[Component data from apps and pages]
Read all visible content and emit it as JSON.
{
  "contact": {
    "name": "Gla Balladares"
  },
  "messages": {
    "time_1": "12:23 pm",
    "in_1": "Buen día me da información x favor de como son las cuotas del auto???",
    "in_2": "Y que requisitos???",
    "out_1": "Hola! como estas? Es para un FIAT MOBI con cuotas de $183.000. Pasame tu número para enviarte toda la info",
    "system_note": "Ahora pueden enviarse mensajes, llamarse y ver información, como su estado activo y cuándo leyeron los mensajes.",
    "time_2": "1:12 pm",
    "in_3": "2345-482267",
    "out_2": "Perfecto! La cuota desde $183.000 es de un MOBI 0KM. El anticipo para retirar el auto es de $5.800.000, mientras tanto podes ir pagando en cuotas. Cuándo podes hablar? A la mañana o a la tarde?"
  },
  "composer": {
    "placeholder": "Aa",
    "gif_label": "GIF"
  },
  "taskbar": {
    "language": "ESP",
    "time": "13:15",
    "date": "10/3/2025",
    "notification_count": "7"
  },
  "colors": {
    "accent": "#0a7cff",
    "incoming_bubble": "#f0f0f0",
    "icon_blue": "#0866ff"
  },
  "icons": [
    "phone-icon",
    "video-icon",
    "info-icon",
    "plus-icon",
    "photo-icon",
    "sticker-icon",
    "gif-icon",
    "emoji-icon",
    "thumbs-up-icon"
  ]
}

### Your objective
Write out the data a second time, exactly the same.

### Written answer
Read all visible content and emit it as JSON.
{
  "contact": {
    "name": "Gla Balladares"
  },
  "messages": {
    "time_1": "12:23 pm",
    "in_1": "Buen día me da información x favor de como son las cuotas del auto???",
    "in_2": "Y que requisitos???",
    "out_1": "Hola! como estas? Es para un FIAT MOBI con cuotas de $183.000. Pasame tu número para enviarte toda la info",
    "system_note": "Ahora pueden enviarse mensajes, llamarse y ver información, como su estado activo y cuándo leyeron los mensajes.",
    "time_2": "1:12 pm",
    "in_3": "2345-482267",
    "out_2": "Perfecto! La cuota desde $183.000 es de un MOBI 0KM. El anticipo para retirar el auto es de $5.800.000, mientras tanto podes ir pagando en cuotas. Cuándo podes hablar? A la mañana o a la tarde?"
  },
  "composer": {
    "placeholder": "Aa",
    "gif_label": "GIF"
  },
  "taskbar": {
    "language": "ESP",
    "time": "13:15",
    "date": "10/3/2025",
    "notification_count": "7"
  },
  "colors": {
    "accent": "#0a7cff",
    "incoming_bubble": "#f0f0f0",
    "icon_blue": "#0866ff"
  },
  "icons": [
    "phone-icon",
    "video-icon",
    "info-icon",
    "plus-icon",
    "photo-icon",
    "sticker-icon",
    "gif-icon",
    "emoji-icon",
    "thumbs-up-icon"
  ]
}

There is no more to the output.